- Consumes more power: HDDs require more power to operate compared to SSDs, which can impact battery life on laptops and other mobile devices.
In summary, HDDs are a cost-effective storage solution that offer high storage capacity and are compatible with most computer systems. However, they are slower and less durable than SSDs, making them more prone to mechanical failure and data loss.
Solid State Drives (SSDs) are a newer type of storage device that are becoming increasingly popular. Here are some advantages and disadvantages of using SSDs:
Advantages of SSDs:
- Faster performance: SSDs are significantly faster than HDDs, offering faster boot and load times for applications, games and files, leading to improved overall system performance.
- More durable: SSDs have no moving parts, which means they are less susceptible to mechanical failure than HDDs. This makes them more durable and reliable.
- Lower power consumption: SSDs consume less power than HDDs, which is particularly beneficial for laptop and mobile devices, as it leads to better battery life.
- Quieter operation: Since SSDs don’t have any moving parts, they don’t generate any noise during operation.
Disadvantages of SSDs:
- Higher cost: SSDs are more expensive than HDDs, making them less affordable for users who need a lot of storage space.
- Limited storage capacity: SSDs typically have lower storage capacities compared to HDDs, making them less suitable for users who need a lot of storage space.
- Limited lifespan: Although SSDs are more durable than HDDs, they have a limited lifespan, as they can only withstand a certain number of write cycles before they begin to fail.
- Noisier failure: When an SSD fails, it can fail suddenly and catastrophically, resulting in complete data loss.
The SSDs offer faster performance, greater durability, lower power consumption, and quieter operation compared to HDDs. However, they are more expensive and have a lower storage capacity. Furthermore, SSDs have a limited lifespan and can fail suddenly without warning, which could lead to data loss.
Is a 256gb SSD better than a 1TB HDD?
In general, a 256GB SSD is faster and more efficient than a 1TB hard drive.
Solid State Drives (SSDs) use flash memory to store data and have no moving parts, which makes them faster than Hard Disk Drives (HDDs), which have spinning disks to read and write data. Because of this, SSDs offer faster data access and transfer rates, resulting in faster system boot times, application load times, and overall system responsiveness.
On the other hand, a 1TB hard drive can store more data than a 256GB SSD, so it may be more suitable for those who need to store large amounts of data such as multimedia files or large programs.

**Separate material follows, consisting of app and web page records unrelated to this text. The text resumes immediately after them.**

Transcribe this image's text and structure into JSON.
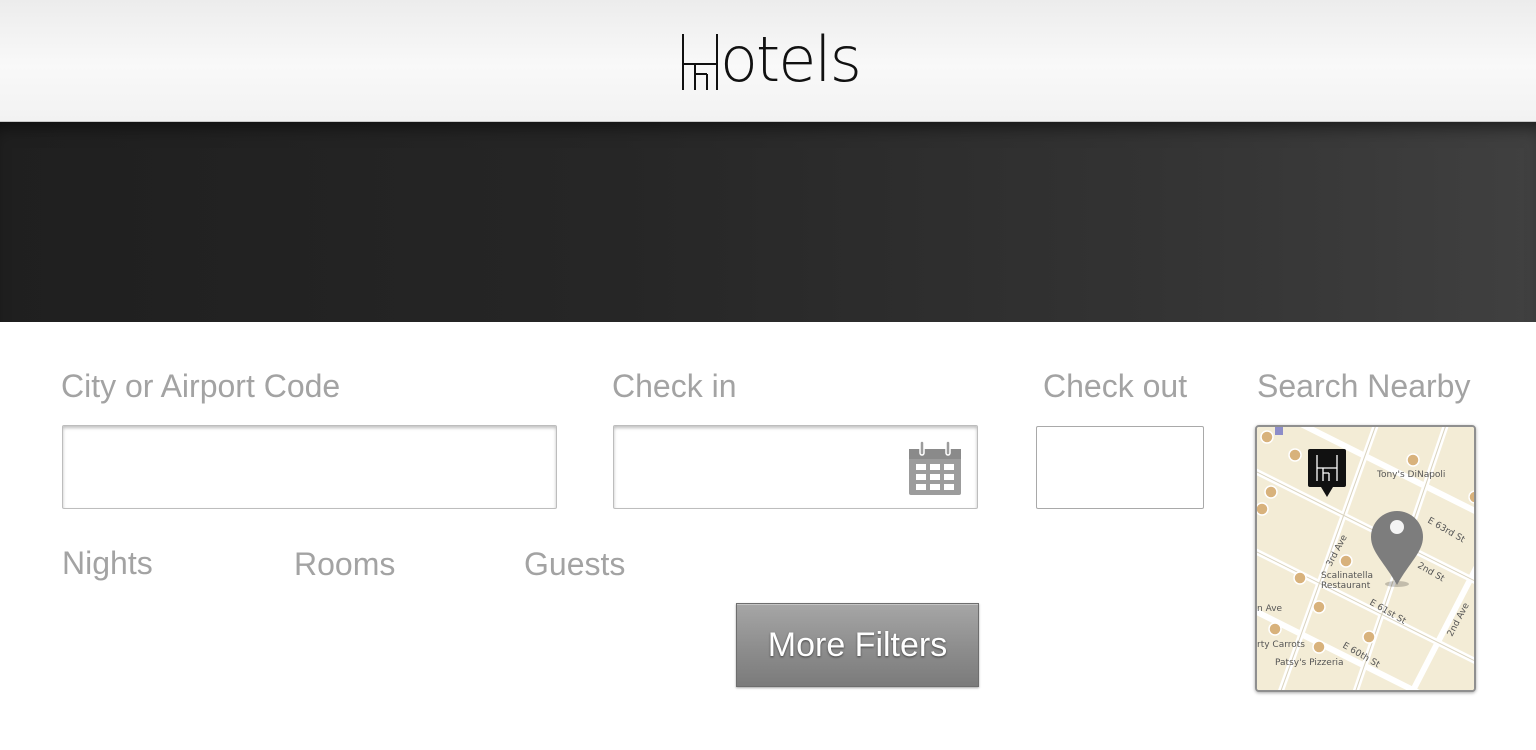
{
  "header": {
    "logo_text": "otels",
    "logo_mark_letter": "H"
  },
  "search": {
    "city_label": "City or Airport Code",
    "city_value": "",
    "checkin_label": "Check in",
    "checkin_value": "",
    "checkout_label": "Check out",
    "checkout_value": "",
    "nearby_label": "Search Nearby",
    "nights_label": "Nights",
    "rooms_label": "Rooms",
    "guests_label": "Guests",
    "more_filters_label": "More Filters"
  },
  "map": {
    "streets": [
      "E 63rd St",
      "2nd St",
      "E 61st St",
      "E 60th St",
      "2nd Ave",
      "3rd Ave",
      "n Ave"
    ],
    "places": [
      "Tony's DiNapoli",
      "Scalinatella",
      "Restaurant",
      "rty Carrots",
      "Patsy's Pizzeria"
    ]
  },
  "icons": {
    "calendar": "calendar-icon",
    "map_pin": "map-pin-icon",
    "hotel_marker": "hotel-marker-icon"
  },
  "colors": {
    "label_gray": "#a3a3a3",
    "hero_dark": "#262626",
    "button_gray": "#8d8d8d",
    "map_land": "#f3ecd6"
  }
}
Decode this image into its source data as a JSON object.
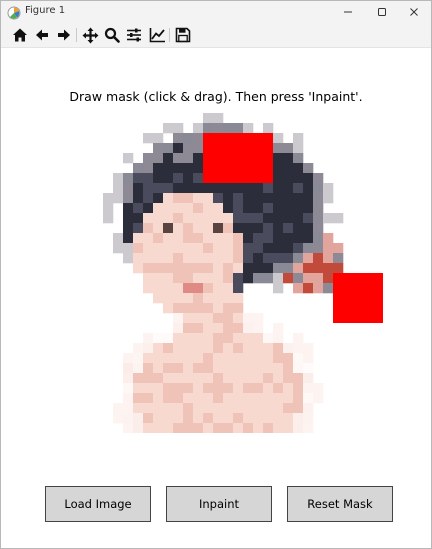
{
  "window": {
    "title": "Figure 1"
  },
  "toolbar": {
    "tools": [
      {
        "name": "home",
        "icon": "home-icon"
      },
      {
        "name": "back",
        "icon": "arrow-left-icon"
      },
      {
        "name": "forward",
        "icon": "arrow-right-icon"
      },
      {
        "name": "pan",
        "icon": "move-icon"
      },
      {
        "name": "zoom",
        "icon": "zoom-icon"
      },
      {
        "name": "configure-subplots",
        "icon": "sliders-icon"
      },
      {
        "name": "edit-axis",
        "icon": "line-chart-icon"
      },
      {
        "name": "save",
        "icon": "floppy-disk-icon"
      }
    ]
  },
  "figure": {
    "title": "Draw mask (click & drag). Then press 'Inpaint'."
  },
  "image": {
    "grid_size": 32,
    "palette": {
      "skin": "#f7d9d0",
      "skin_shade": "#f0c3b8",
      "hair_dark": "#2b2e3a",
      "hair_mid": "#4a4b5c",
      "hair_light": "#8e8a95",
      "lips": "#e08a86",
      "eye": "#5a4440",
      "accent_red": "#c24a3a",
      "background": "#ffffff",
      "mask": "#ff0000"
    },
    "masks": [
      {
        "col": 14,
        "row": 2,
        "cols": 7,
        "rows": 5
      },
      {
        "col": 20,
        "row": 3,
        "cols": 1,
        "rows": 4
      },
      {
        "col": 27,
        "row": 16,
        "cols": 5,
        "rows": 5
      }
    ]
  },
  "buttons": {
    "load_label": "Load Image",
    "inpaint_label": "Inpaint",
    "reset_label": "Reset Mask"
  }
}
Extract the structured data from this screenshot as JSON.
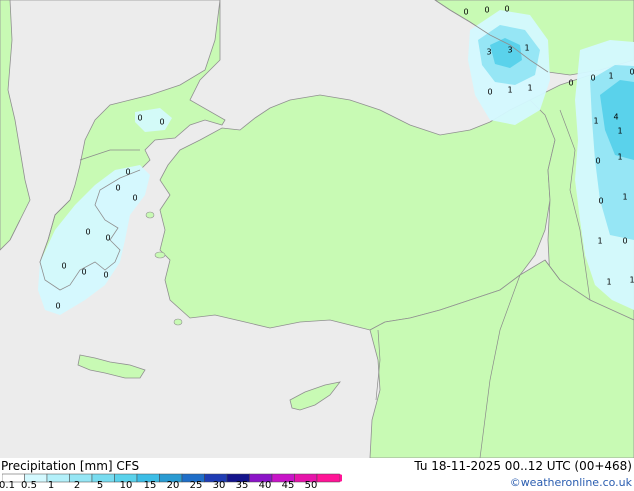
{
  "header": {
    "title": "Precipitation [mm]  CFS",
    "datetime": "Tu 18-11-2025 00..12 UTC (00+468)",
    "credit": "©weatheronline.co.uk"
  },
  "legend": {
    "ticks": [
      "0.1",
      "0.5",
      "1",
      "2",
      "5",
      "10",
      "15",
      "20",
      "25",
      "30",
      "35",
      "40",
      "45",
      "50"
    ],
    "colors": [
      "#ffffff",
      "#d4f9ff",
      "#b4f0fa",
      "#96e6f5",
      "#78dcf0",
      "#5ad2eb",
      "#3cbde6",
      "#2a9bd2",
      "#1f6ec8",
      "#1f3cb4",
      "#14148c",
      "#8c14c8",
      "#c814c8",
      "#e614aa",
      "#ff1496"
    ]
  },
  "map": {
    "colors": {
      "land": "#c8fab4",
      "sea": "#ececec",
      "coast": "#909090",
      "border": "#8a8a8a",
      "precip_light": "#d4f9ff",
      "precip_mid": "#96e6f5",
      "precip_high": "#5ad2eb"
    },
    "labels": [
      "0",
      "0",
      "0",
      "3",
      "3",
      "1",
      "0",
      "1",
      "1",
      "0",
      "0",
      "1",
      "0",
      "1",
      "4",
      "1",
      "0",
      "1",
      "0",
      "1",
      "1",
      "0",
      "1",
      "1",
      "0",
      "0",
      "0",
      "0",
      "0",
      "0",
      "0",
      "0",
      "0",
      "0",
      "0"
    ]
  }
}
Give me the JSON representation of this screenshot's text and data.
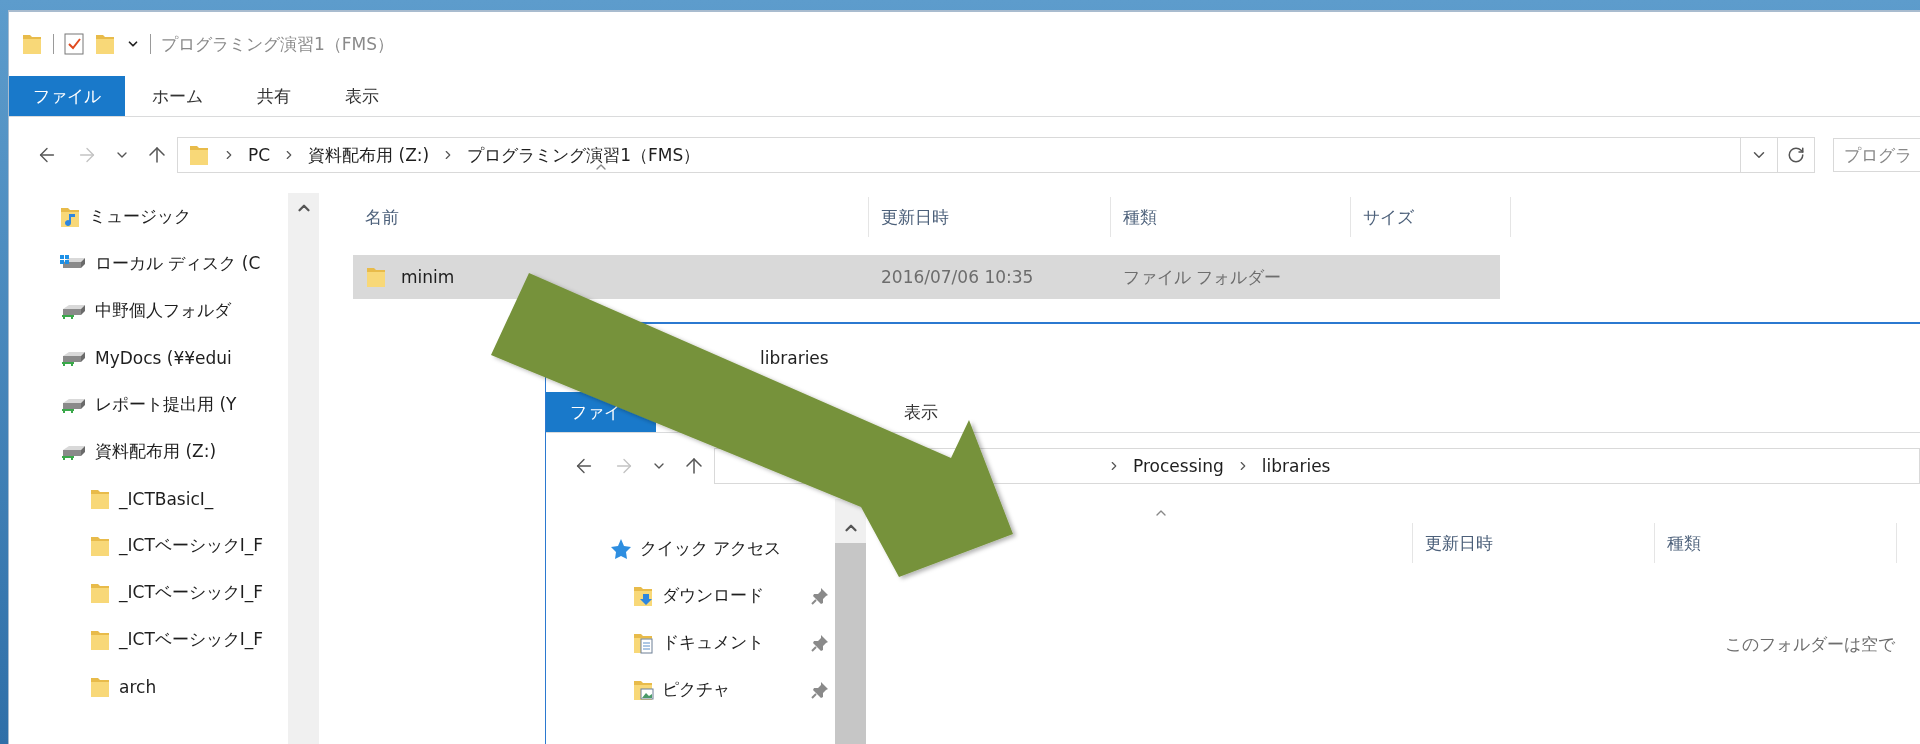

Hard drives are also generally cheaper per gigabyte than SSDs.
Ultimately, which one is better for you depends on your needs. If you need a lot of storage space and don’t mind slower read and write speeds, a 1TB hard drive may be a better option. But if you prioritize speed and performance over storage space, then a 256GB SSD may be the better choice.
What are the 3 main types of SSD?
The three main types of SSD are:
- SATA SSD: SATA (Serial Advanced Technology Attachment) SSDs are the most common type of SSD in use today. They use the same interface as traditional hard drives and are therefore compatible with most computer systems. SATA SSDs are affordable and offer significant performance improvements over hard drives, with read and write speeds of up to 550MB/s.
- NVMe SSD: NVMe (Non-Volatile Memory Express) SSDs are the fastest type of SSD currently available. They use a new type of interface that is designed specifically for SSDs and can achieve read and write speeds of up to 3,500MB/s or more. NVMe SSDs are typically more expensive than SATA SSDs, but they offer significant performance improvements, especially for tasks that involve a lot of data transfer.
- PCIe SSD: PCIe (Peripheral Component Interconnect Express) SSDs are similar to NVMe SSDs in that they use a PCIe interface for high-speed data transfer. They are typically used in high-end workstations and servers, where the highest possible performance is required. PCIe SSDs can achieve read and write speeds of up to 7,000MB/s or more, making them the fastest type of SSD available. However, they are also the most expensive.